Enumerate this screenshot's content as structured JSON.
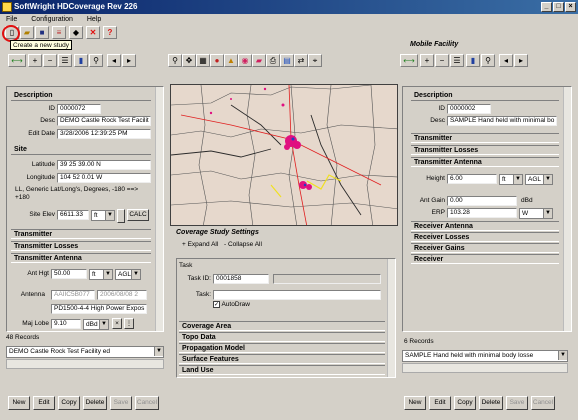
{
  "window": {
    "title": "SoftWright HDCoverage Rev 226",
    "min": "_",
    "max": "□",
    "close": "×"
  },
  "menu": [
    "File",
    "Configuration",
    "Help"
  ],
  "tooltip": "Create a new study",
  "study_settings_title": "Coverage Study Settings",
  "mobile_facility_title": "Mobile Facility",
  "expand_all": "+ Expand All",
  "collapse_all": "- Collapse All",
  "left": {
    "description_header": "Description",
    "id_label": "ID",
    "id": "0000072",
    "desc_label": "Desc",
    "desc": "DEMO Castle Rock Test Facilit",
    "edit_date_label": "Edit Date",
    "edit_date": "3/28/2006 12:39:25 PM",
    "site_header": "Site",
    "lat_label": "Latitude",
    "lat": "39 25 39.00 N",
    "lon_label": "Longitude",
    "lon": "104 52 0.01 W",
    "ll_note": "LL, Generic Lat/Long's, Degrees, -180 ==> +180",
    "site_elev_label": "Site Elev",
    "site_elev": "6611.33",
    "site_elev_unit": "ft",
    "calc": "CALC",
    "transmitter": "Transmitter",
    "transmitter_losses": "Transmitter Losses",
    "transmitter_antenna": "Transmitter Antenna",
    "ant_hgt_label": "Ant Hgt",
    "ant_hgt": "50.00",
    "ant_hgt_unit": "ft",
    "ant_hgt_ref": "AGL",
    "antenna_label": "Antenna",
    "antenna_a": "AAIIC5B077",
    "antenna_b": "2006/08/08 2",
    "antenna_desc": "PD1500-4-4 High Power Expos",
    "maj_lobe_label": "Maj Lobe",
    "maj_lobe": "9.10",
    "maj_lobe_unit": "dBd",
    "records": "48 Records",
    "record_select": "DEMO Castle Rock Test Facility ed",
    "buttons": [
      "New",
      "Edit",
      "Copy",
      "Delete",
      "Save",
      "Cancel"
    ]
  },
  "task": {
    "title": "Task",
    "task_id_label": "Task ID:",
    "task_id": "0001858",
    "task_label": "Task:",
    "autodraw": "AutoDraw",
    "sections": [
      "Coverage Area",
      "Topo Data",
      "Propagation Model",
      "Surface Features",
      "Land Use"
    ]
  },
  "right": {
    "description_header": "Description",
    "id_label": "ID",
    "id": "0000002",
    "desc_label": "Desc",
    "desc": "SAMPLE Hand held with minimal bo",
    "transmitter": "Transmitter",
    "transmitter_losses": "Transmitter Losses",
    "transmitter_antenna": "Transmitter Antenna",
    "height_label": "Height",
    "height": "6.00",
    "height_unit": "ft",
    "height_ref": "AGL",
    "ant_gain_label": "Ant Gain",
    "ant_gain": "0.00",
    "ant_gain_unit": "dBd",
    "erp_label": "ERP",
    "erp": "103.28",
    "erp_unit": "W",
    "receiver_antenna": "Receiver Antenna",
    "receiver_losses": "Receiver Losses",
    "receiver_gains": "Receiver Gains",
    "receiver": "Receiver",
    "records": "6 Records",
    "record_select": "SAMPLE Hand held with minimal body losse",
    "buttons": [
      "New",
      "Edit",
      "Copy",
      "Delete",
      "Save",
      "Cancel"
    ]
  },
  "colors": {
    "title_bar": "#0a246a",
    "highlight": "#e01010",
    "map_bg": "#e0d0c8"
  }
}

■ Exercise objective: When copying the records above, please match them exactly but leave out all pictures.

■ Solution to the exercise:
Enumerate this screenshot's content as structured JSON.
{
  "window": {
    "title": "SoftWright HDCoverage Rev 226",
    "min": "_",
    "max": "□",
    "close": "×"
  },
  "menu": [
    "File",
    "Configuration",
    "Help"
  ],
  "tooltip": "Create a new study",
  "study_settings_title": "Coverage Study Settings",
  "mobile_facility_title": "Mobile Facility",
  "expand_all": "+ Expand All",
  "collapse_all": "- Collapse All",
  "left": {
    "description_header": "Description",
    "id_label": "ID",
    "id": "0000072",
    "desc_label": "Desc",
    "desc": "DEMO Castle Rock Test Facilit",
    "edit_date_label": "Edit Date",
    "edit_date": "3/28/2006 12:39:25 PM",
    "site_header": "Site",
    "lat_label": "Latitude",
    "lat": "39 25 39.00 N",
    "lon_label": "Longitude",
    "lon": "104 52 0.01 W",
    "ll_note": "LL, Generic Lat/Long's, Degrees, -180 ==> +180",
    "site_elev_label": "Site Elev",
    "site_elev": "6611.33",
    "site_elev_unit": "ft",
    "calc": "CALC",
    "transmitter": "Transmitter",
    "transmitter_losses": "Transmitter Losses",
    "transmitter_antenna": "Transmitter Antenna",
    "ant_hgt_label": "Ant Hgt",
    "ant_hgt": "50.00",
    "ant_hgt_unit": "ft",
    "ant_hgt_ref": "AGL",
    "antenna_label": "Antenna",
    "antenna_a": "AAIIC5B077",
    "antenna_b": "2006/08/08 2",
    "antenna_desc": "PD1500-4-4 High Power Expos",
    "maj_lobe_label": "Maj Lobe",
    "maj_lobe": "9.10",
    "maj_lobe_unit": "dBd",
    "records": "48 Records",
    "record_select": "DEMO Castle Rock Test Facility ed",
    "buttons": [
      "New",
      "Edit",
      "Copy",
      "Delete",
      "Save",
      "Cancel"
    ]
  },
  "task": {
    "title": "Task",
    "task_id_label": "Task ID:",
    "task_id": "0001858",
    "task_label": "Task:",
    "autodraw": "AutoDraw",
    "sections": [
      "Coverage Area",
      "Topo Data",
      "Propagation Model",
      "Surface Features",
      "Land Use"
    ]
  },
  "right": {
    "description_header": "Description",
    "id_label": "ID",
    "id": "0000002",
    "desc_label": "Desc",
    "desc": "SAMPLE Hand held with minimal bo",
    "transmitter": "Transmitter",
    "transmitter_losses": "Transmitter Losses",
    "transmitter_antenna": "Transmitter Antenna",
    "height_label": "Height",
    "height": "6.00",
    "height_unit": "ft",
    "height_ref": "AGL",
    "ant_gain_label": "Ant Gain",
    "ant_gain": "0.00",
    "ant_gain_unit": "dBd",
    "erp_label": "ERP",
    "erp": "103.28",
    "erp_unit": "W",
    "receiver_antenna": "Receiver Antenna",
    "receiver_losses": "Receiver Losses",
    "receiver_gains": "Receiver Gains",
    "receiver": "Receiver",
    "records": "6 Records",
    "record_select": "SAMPLE Hand held with minimal body losse",
    "buttons": [
      "New",
      "Edit",
      "Copy",
      "Delete",
      "Save",
      "Cancel"
    ]
  },
  "colors": {
    "title_bar": "#0a246a",
    "highlight": "#e01010",
    "map_bg": "#e0d0c8"
  }
}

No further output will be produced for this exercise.